By Wyatt Halbach
The Tribal Archaeology Section (TAS) spends a large portion of our time conducting fieldwork. This means that we are out in the pastures, roadways, and other natural environments of the many reservations that are a part of the Seminole Tribe of Florida. Over the course of TAS’ history, our staff have had many exciting experiences in the field and a couple fun discoveries. This blog post is going to be all about our current TAS employees and some of the things that they have discovered and experienced while working for the STOF.
The first few things we’ll talk about are the incredible artifacts that employees have found while working on the reservation. Shawn Keyte, Jack Chalfant, and Hillary Bedrosian all recall finding certain artifacts as their most memorable moment working for the STOF. One of the most incredible things that Shawn has found is a columella pendant. A columella is the twisted center piece of a snail shell. These types of shell have been used in the past and the present as beautiful pieces of jewelry. When Shawn uncovered this artifact as part of a large project in 2016, he originally had no idea what it was. However, the small holes in the artifact are telltale signs of human modification. Jack Chalfant, a tribal member and an employee for almost 10 years, has discovered many exciting things while working in the field. Foremost in his mind was when he discovered a bone point. Although finding faunal bone is an extremely common occurrence in the field, finding a shaped piece of bone like the one Jack found is rare. Finding any type of tool is always rewarding and helps add more information to the archaeological record! In addition to the bone point that was found by Jack, during her time here, Hillary managed to find a chert flake in one of her digs. This flake is special for Hillary and for the rest of TAS because just like the bone tool that Jack found, stone tools are also a rare find. These artifacts are incredible bits of Seminole history that we will not soon forget about!
Moving on from artifacts, Maureen Mahoney and Mark Savany both have exciting experiences based in expanding the knowledge of sites. For Maureen, her most memorable experience has been looking at old aerial photos that have been taken of the reservation. These photos have been taken every couple years since the 1940s and they help those of us in TAS establish where areas of interest may lie. The thing that excites Maureen the most about these old aerials is seeing the layouts of old camps that do not remain in the present day. These camps are often not visible in the archaeological record, so it is special to be able to talk to tribal members who once lived in these camps to get information. One of the most important parts of our job here in TAS is talking with Tribal members and hearing their stories. Moving from the aerials to the ground, Mark’s most memorable experience has been going to explore sites in person and gathering information that allows us to set the specific boundaries of sites. This can mean shrinking sites, keeping them the estimated size, or expanding them. Getting information about these camps and sites is not only important for the historical record, but also a great way to reach out to the community which makes it an unforgettable experience.

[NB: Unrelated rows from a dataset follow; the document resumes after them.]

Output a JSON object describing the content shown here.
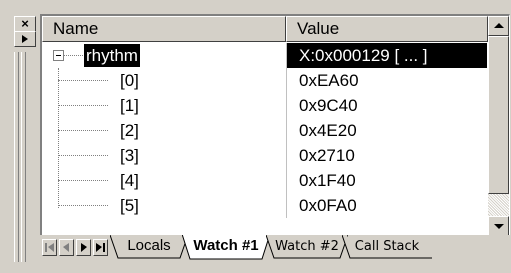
{
  "window_controls": {
    "close_glyph": "×"
  },
  "columns": {
    "name": "Name",
    "value": "Value"
  },
  "watch": {
    "root": {
      "name": "rhythm",
      "value": "X:0x000129 [ ... ]"
    },
    "children": [
      {
        "name": "[0]",
        "value": "0xEA60"
      },
      {
        "name": "[1]",
        "value": "0x9C40"
      },
      {
        "name": "[2]",
        "value": "0x4E20"
      },
      {
        "name": "[3]",
        "value": "0x2710"
      },
      {
        "name": "[4]",
        "value": "0x1F40"
      },
      {
        "name": "[5]",
        "value": "0x0FA0"
      }
    ]
  },
  "tabs": [
    "Locals",
    "Watch #1",
    "Watch #2",
    "Call Stack"
  ],
  "active_tab": "Watch #1",
  "icons": [
    "close-icon",
    "restore-icon",
    "expand-collapse-icon",
    "scroll-up-icon",
    "scroll-down-icon",
    "first-tab-icon",
    "prev-tab-icon",
    "next-tab-icon",
    "last-tab-icon"
  ]
}
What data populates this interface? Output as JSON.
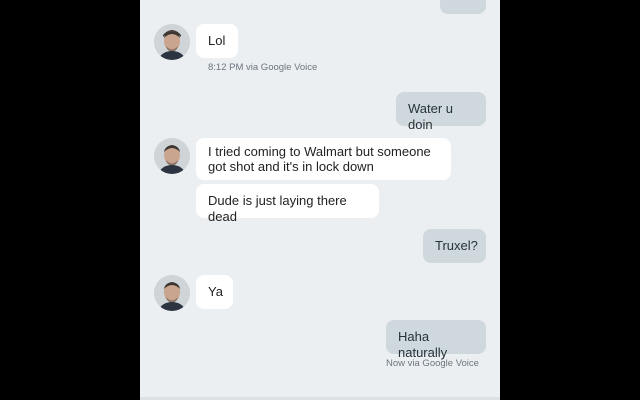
{
  "conversation": {
    "messages": [
      {
        "text": "Lol"
      },
      {
        "text": "Water u doin"
      },
      {
        "text": "I tried coming to Walmart but someone got shot and it's in lock down"
      },
      {
        "text": "Dude is just laying there dead"
      },
      {
        "text": "Truxel?"
      },
      {
        "text": "Ya"
      },
      {
        "text": "Haha naturally"
      }
    ],
    "meta": [
      {
        "text": "8:12 PM via Google Voice"
      },
      {
        "text": "Now via Google Voice"
      }
    ],
    "contact": {
      "avatar_icon": "contact-avatar"
    }
  },
  "colors": {
    "background": "#eceff1",
    "incoming_bubble": "#ffffff",
    "outgoing_bubble": "#cfd8dc",
    "letterbox": "#000000"
  }
}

It is important to note that although many of our experiences in the field are centered on work, some can be centered around fun as well! Ben Bilgri and Wyatt Halbach both have exciting experiences from the field like this. One time, while Ben was working in a hammock on the reservation, a friendly pit bull managed to find him. While Ben continued to work, the pit bull cheerfully followed him to several holes, occasionally begging for some belly rubs. On the other hand, Wyatt had an experience with wild animals instead of domesticated. While doing paperwork on a pit that he had dug in a hammock, a litter of piglets came from seemingly out of nowhere and ran past, not two feet away from him. A few minutes after this litter ran past, a second litter also made their way by, following the same route as the first. Both groups met up with each other and wandered off into the interior of the hammock. Fortunately, there were no adult boars around, which would have been a cause for concern. Being out in nature for work provides plenty of experiences with the wildlife and domesticated animals. Although rare, some of these encounters can make an employee’s whole day or even week. Even though close personal interactions with animals is rare, it is always special to be surrounded by the beautiful goings-on of nature within the STOF reservations.
Over the years, the employees of TAS have all had some significant discoveries and experiences while doing work for the STOF. These things will not only give the employees something to remember for the rest of their lives, but it also gives us experiences to share with the community. Through this, they can learn more about what we do in the field and we can learn more about the history that we hope to preserve through our archaeological work.